I find myself staring at the kids here at home more now. I hold them as much as they will absolutely let me. I look them in the eyes more so that I can capture as much as possible. I know that once we are home with our new littles things are going to be different. Not better or worse, but different. I know it's going to be amazing, and I know that our new littles and our already littles are going to learn so much from one another. I'm excited about it, and I have to admit a little forlorn about it. Only so slightly. I remember feeling this way about Scott when I was pregnant we Jeremiah. I kept wondering if I could ever love Jeremiah as much as I loved Scott. The great thing is, I could and in this case, I will.
All of this, adopting special needs, adopting three children at once, preparing for their arrival and knowing that things will never be the same, has me often on my face before God. I am overwhelmed and humbled once again at His hand in our lives. I'm amazed at what He's taught us which has prepared us for this place in time. My heart aches as I cry out to Him asking how we can do more. Now that we know, now that we have been given what I'm sure is just a glimpse of the plight of the orphans, we can never go back. We can never not know. In just knowing we have become responsible to do. That's scriptural, Church.

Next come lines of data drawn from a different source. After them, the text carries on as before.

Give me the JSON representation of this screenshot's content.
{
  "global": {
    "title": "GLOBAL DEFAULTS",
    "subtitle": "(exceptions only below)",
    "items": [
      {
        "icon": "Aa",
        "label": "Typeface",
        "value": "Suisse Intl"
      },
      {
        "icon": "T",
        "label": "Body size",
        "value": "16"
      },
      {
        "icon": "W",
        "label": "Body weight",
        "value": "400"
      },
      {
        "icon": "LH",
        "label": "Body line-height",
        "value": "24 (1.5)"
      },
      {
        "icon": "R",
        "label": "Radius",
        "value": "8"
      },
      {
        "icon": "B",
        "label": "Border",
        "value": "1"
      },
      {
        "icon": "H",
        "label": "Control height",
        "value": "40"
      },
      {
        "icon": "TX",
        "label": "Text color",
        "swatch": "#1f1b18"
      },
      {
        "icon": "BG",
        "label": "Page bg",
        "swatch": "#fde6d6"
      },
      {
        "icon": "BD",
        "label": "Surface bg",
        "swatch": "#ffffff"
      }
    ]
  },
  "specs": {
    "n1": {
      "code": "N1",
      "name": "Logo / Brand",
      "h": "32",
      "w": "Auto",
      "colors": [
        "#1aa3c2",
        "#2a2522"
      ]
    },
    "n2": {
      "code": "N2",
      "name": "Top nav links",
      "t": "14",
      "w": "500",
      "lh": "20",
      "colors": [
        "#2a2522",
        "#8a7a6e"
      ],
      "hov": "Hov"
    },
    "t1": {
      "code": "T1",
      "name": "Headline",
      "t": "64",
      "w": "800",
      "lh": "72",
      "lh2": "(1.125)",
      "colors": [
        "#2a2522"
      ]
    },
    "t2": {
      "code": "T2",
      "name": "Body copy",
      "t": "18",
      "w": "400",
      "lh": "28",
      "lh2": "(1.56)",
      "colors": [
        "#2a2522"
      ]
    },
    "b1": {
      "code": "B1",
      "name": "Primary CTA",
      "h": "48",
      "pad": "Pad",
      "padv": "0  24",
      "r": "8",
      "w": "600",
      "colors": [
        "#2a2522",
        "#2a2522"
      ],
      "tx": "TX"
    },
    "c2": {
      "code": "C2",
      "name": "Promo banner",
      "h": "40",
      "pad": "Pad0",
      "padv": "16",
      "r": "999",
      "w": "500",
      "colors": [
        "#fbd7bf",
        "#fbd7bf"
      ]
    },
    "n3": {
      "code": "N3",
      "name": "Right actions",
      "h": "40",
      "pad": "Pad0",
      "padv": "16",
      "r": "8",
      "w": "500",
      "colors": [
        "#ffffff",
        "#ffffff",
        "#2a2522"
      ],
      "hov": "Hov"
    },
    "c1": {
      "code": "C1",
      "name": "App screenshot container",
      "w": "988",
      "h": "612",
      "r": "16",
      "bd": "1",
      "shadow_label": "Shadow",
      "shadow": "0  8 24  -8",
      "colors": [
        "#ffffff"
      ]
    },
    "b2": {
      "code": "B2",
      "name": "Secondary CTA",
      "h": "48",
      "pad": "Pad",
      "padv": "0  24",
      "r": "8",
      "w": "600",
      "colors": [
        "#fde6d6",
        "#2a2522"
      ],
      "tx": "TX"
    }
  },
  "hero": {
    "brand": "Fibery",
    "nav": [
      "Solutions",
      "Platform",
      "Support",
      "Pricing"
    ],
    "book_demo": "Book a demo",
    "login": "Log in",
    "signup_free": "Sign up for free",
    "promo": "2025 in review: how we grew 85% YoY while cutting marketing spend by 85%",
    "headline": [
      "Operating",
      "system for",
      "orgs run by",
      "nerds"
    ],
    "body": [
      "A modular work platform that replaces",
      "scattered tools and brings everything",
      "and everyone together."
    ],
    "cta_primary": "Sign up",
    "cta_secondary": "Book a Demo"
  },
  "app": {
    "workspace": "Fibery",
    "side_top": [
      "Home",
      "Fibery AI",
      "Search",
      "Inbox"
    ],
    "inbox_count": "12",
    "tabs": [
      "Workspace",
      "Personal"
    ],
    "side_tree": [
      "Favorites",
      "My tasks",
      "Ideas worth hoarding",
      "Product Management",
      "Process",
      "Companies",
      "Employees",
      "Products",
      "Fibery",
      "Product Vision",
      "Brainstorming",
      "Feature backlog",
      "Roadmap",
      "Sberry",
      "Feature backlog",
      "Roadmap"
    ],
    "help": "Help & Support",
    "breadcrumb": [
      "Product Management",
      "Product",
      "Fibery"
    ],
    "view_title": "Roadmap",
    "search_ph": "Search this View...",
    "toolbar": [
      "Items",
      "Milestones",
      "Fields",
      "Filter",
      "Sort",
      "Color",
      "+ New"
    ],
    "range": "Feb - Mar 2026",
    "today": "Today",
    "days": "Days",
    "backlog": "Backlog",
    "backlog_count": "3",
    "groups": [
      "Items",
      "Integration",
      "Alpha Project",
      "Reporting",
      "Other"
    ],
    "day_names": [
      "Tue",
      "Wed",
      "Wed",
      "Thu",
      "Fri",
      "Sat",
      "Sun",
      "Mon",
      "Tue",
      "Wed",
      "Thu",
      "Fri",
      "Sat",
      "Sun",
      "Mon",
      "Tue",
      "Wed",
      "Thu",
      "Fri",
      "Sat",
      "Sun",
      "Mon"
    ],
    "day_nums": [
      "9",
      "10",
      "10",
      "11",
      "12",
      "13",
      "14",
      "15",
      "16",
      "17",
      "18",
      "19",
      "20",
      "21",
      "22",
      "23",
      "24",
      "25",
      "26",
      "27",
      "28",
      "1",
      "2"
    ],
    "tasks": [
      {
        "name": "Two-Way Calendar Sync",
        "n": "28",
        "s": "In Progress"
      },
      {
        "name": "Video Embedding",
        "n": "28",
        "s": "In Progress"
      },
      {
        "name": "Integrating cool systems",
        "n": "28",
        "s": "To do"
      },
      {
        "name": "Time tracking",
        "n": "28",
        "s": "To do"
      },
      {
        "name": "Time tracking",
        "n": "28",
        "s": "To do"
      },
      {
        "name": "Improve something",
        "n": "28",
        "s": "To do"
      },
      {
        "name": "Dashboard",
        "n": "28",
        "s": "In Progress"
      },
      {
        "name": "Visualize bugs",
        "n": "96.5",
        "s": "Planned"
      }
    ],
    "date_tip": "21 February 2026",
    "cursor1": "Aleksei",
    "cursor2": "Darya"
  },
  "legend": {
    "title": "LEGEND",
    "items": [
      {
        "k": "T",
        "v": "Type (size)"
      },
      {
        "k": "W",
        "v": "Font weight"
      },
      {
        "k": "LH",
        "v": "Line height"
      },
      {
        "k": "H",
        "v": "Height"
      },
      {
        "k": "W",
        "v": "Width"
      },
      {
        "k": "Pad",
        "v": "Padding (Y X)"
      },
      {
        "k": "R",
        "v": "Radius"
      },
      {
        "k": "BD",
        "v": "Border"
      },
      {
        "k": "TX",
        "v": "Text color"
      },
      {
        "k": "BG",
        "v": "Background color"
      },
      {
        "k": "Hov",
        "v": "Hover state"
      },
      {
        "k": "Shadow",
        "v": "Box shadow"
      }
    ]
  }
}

James 4:17 says: If anyone, then, knows the good they ought to do and doesn't do it, it is sin for them. And James 1:27 says: Religion that God our Father accepts as pure and faultless is this: to look after orphans and widows in their distress and to keep oneself from being polluted by the world. So if you know that it is your responsibility to do James 1:27 and you do nothing, then according to James 4:17 is it sin. I'm not saying that everyone is called to adopt, but I am saying we, as the Body of Christ, are called to care for the orphans. If you cannot adopt, then donate to a particular child, someone's adoption or an adoption ministry. If you cannot donate, find a child and advocate for that child by posting their link and adorable face to your time line. One child at a time if that's all you can do. And by all means be a prayer warrior and pray! Prayer really does change things. Two children for whom I have been praying have had families commit to adopt them in the past couple weeks. Prayer makes a difference and you can make a difference too. Just knowing now makes you responsible too.
Thursday, October 10, 2013
I've debated whether or not to make this post. I've wrestled with whether God was through with this part of our adoption journey or was I just not trying hard enough. It's not how I had hoped it would be. Not how I had planned, but like they say, if you want to make God laugh . . .
So as I was tallying the funds we have, how much we have spent, how much we still need, I realized that the total of our reserves will cover that which we need once we get travel dates. It's not pretty, and it's not like I wanted it to happen, but nevertheless, we have it and that's great!
You see I had hoped it would come in big lump sums from wonderful ministries which offer grants to families who are adopting, but instead ours is coming from this family member (thank you very much) and that family member (thank you too!) and a few friends who have been precious, even in the midst of their own fund raising, to contribute to our family sponsorship page, and then there is this credit card with zero interest and that credit card with interest and this line of credit and this zero percent loan and a huge chunk, over 20k, came from selling a few things and just down right scrimping and saving as much as we could. So, although it's not how I originally thought it would happen, it's happened and we want to give God a huge THANK YOU and thank you to all our friends and family who have helped us as well. Of course, if you still want to contribute, we won't turn it down. It would mean less we put on our credit cards! =)
By the time we bring our babies home, we will have spent over 40k in adoption expenses. I know that sounds like a lot, but let me ask you this - what is the life of just one child worth? We will be bringing home three! I'd say that's priceless!
On another note, we are now number 7 in line for travel. We figure it will be around the second week of November. I'm not quite sure I'm ready for extreme cold but somehow I have a feeling it's just not going to matter!